Junius was a farm boy who loved to draw and to study the beauty of nature. In his childhood and youth there was little if any formal art schooling available, let alone works of art for him to see and study. Instead he was compelled to learn by doing. When he reached his majority, he traveled as an itinerant portraitist and looked for artist mentors.
Life as a Landscapist:
For nineteenth century Americans, a vast, unspoiled continent, both spectacular and commonplace, was being revealed as the American homeland. Until the Civil War at least, most American landscape painters celebrated this homeland vision as a symbol of America and of God's goodness.

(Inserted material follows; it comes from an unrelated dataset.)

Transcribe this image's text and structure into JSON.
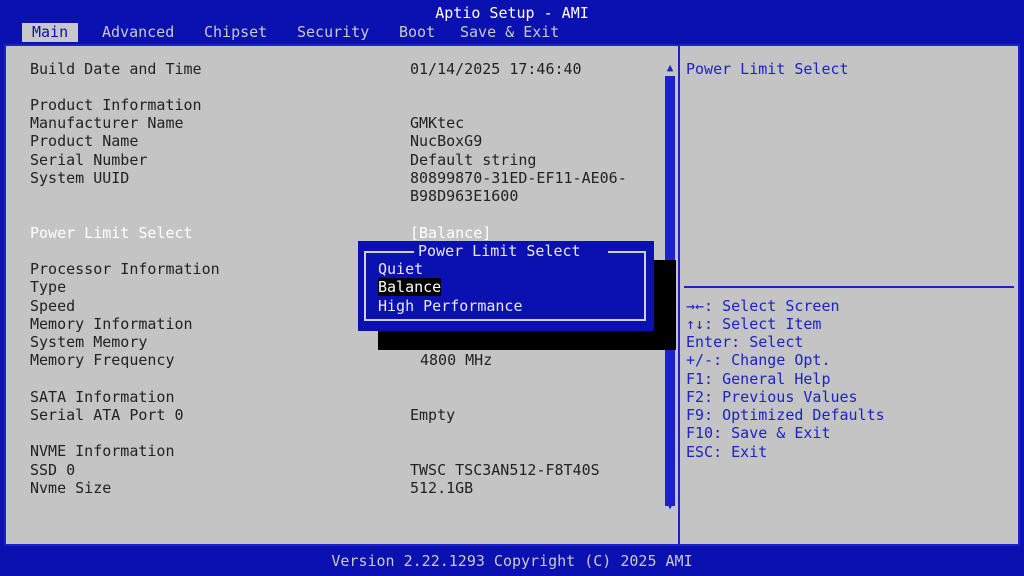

Junius Sloan was one of those artists; he came late and stayed long at this task. For him, painting the beauty of Divine order in untouched and pastoral landscapes had long been akin to an act of worship. Junius painted 'beauty for the joy of it.'
Life as a Portraitist:

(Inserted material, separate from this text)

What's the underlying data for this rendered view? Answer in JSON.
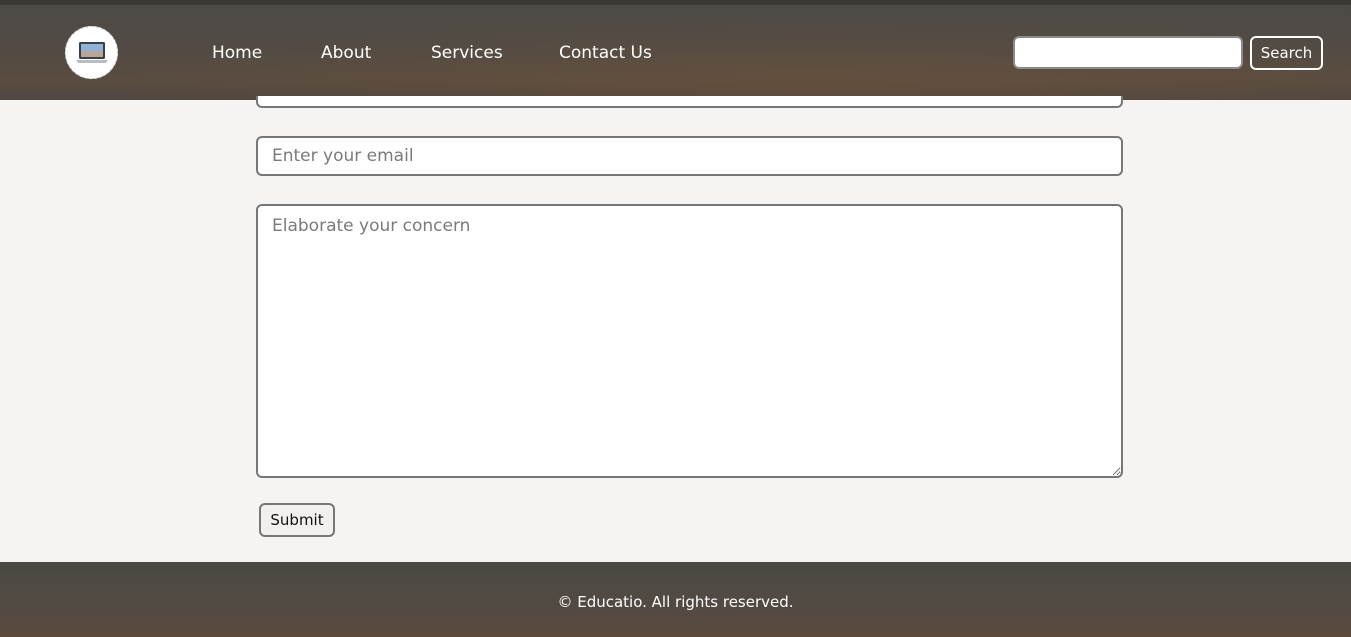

After taking two years off to help his father establish a farm on the Illinois prairie, Junius became resident portraitist in the Bureau County seat, Princeton, Illinois. By 1856 Junius' portrait production had arrived at the level of finish and workmanship modeled for him by Moses Billings. His drawing was accurate. Head forms were well-defined, with shading and coloring used to create convincing three-dimensional mass. He could offer good commercial portraits, and he got customers.
Emigration to the Midwest:
In the summer of 1815 my Uncle Samuel Rice who married my mother's sister,and Reuben Luce, a cousin of my father', became much interested in the finedescriptions given of the beauty of the country in northern Ohio, then known as 'New Connecticut.' They visited Ohio that summer, located a couple of farms, and in the spring of 1816 moved their families and effects out there. My brothers Artemas and Calvin gathered up a scanty wardrobe, put them into packs made of linen cloth made by mother, with axe with handles sticking from the packs and started with them for their western home. They accompanied the teams most of the distance, however they carried their own packs. At Chataqui Lake, Jamestown, my brothers stopped for a month or two and worked, then went on to Ohio. In the fall of 1816 my father made a trip to Ohio in a one horse wagon - was gone about six weeks.